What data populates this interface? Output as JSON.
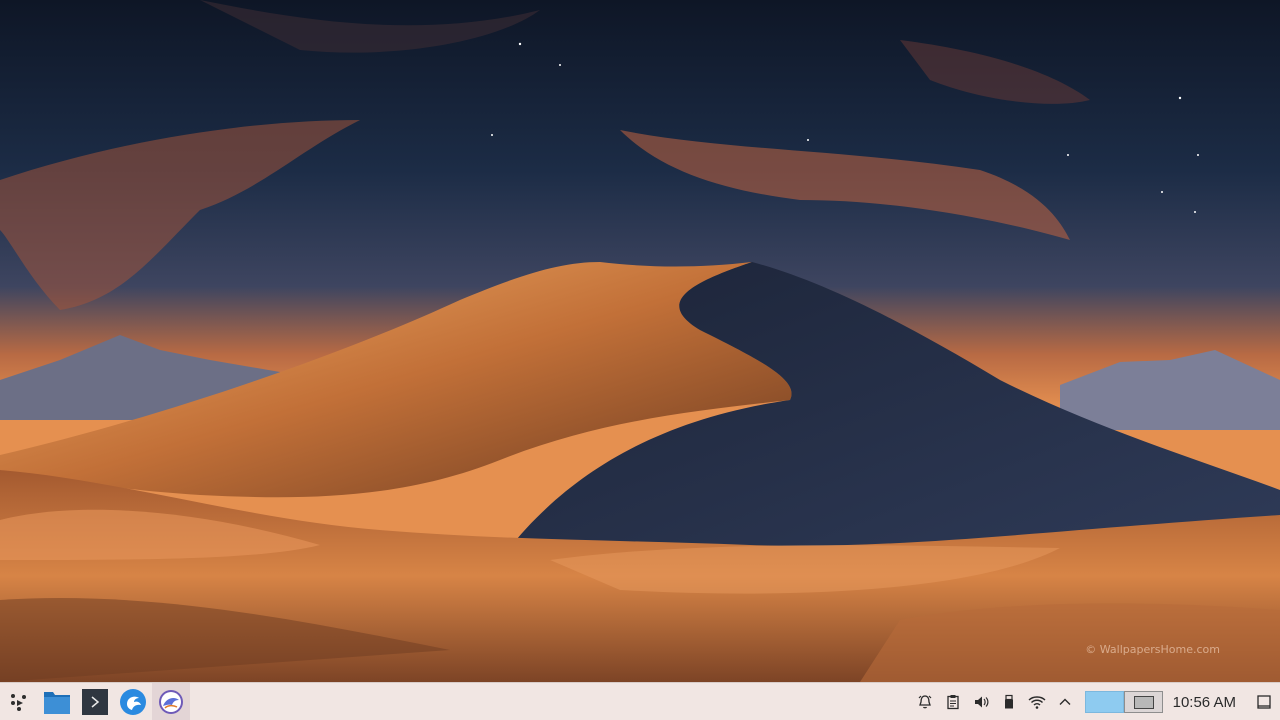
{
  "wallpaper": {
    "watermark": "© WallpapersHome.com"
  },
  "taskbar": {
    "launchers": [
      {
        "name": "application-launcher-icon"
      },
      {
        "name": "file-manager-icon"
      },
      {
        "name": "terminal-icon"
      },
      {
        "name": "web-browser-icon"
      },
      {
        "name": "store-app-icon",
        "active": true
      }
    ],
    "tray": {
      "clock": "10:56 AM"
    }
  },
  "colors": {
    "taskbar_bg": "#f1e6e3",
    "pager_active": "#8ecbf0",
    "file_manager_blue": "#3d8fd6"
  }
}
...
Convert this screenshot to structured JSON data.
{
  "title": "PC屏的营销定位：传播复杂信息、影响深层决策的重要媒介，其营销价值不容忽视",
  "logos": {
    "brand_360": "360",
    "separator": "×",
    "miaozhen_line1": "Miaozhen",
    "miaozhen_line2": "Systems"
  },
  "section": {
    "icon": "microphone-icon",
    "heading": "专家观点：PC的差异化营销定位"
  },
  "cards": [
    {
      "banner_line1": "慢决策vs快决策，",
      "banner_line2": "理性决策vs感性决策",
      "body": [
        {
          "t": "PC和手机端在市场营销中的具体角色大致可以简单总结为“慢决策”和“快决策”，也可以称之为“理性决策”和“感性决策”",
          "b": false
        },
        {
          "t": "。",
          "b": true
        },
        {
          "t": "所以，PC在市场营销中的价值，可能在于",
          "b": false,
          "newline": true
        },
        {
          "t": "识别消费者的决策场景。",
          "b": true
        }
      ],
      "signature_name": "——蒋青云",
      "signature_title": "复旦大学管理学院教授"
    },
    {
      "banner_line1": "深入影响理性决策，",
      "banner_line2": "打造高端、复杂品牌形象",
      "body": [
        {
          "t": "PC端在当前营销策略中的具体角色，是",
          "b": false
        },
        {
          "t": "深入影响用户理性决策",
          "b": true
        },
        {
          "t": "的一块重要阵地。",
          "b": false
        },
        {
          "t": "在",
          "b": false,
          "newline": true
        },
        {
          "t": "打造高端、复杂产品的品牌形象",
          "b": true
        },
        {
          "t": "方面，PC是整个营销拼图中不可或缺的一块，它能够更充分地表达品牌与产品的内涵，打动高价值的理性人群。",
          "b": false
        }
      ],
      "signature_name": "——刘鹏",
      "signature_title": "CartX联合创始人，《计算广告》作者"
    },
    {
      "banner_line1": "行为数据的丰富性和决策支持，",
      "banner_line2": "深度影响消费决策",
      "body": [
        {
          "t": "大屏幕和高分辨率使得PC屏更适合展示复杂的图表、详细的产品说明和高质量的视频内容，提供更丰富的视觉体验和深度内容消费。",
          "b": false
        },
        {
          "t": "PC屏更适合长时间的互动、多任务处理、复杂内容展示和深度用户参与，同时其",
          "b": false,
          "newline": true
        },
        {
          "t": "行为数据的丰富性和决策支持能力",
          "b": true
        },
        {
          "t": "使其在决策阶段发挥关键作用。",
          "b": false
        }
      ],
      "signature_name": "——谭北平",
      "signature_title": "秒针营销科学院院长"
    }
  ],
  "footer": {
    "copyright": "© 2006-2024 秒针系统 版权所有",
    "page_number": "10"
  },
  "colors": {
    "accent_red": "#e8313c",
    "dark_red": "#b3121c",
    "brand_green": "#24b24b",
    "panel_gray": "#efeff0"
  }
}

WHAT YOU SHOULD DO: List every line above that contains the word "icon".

SOLUTION FOR THIS TASK:
        "name": "application-launcher-icon"
        "name": "file-manager-icon"
        "name": "terminal-icon"
        "name": "web-browser-icon"
        "name": "store-app-icon",
    "icon": "microphone-icon",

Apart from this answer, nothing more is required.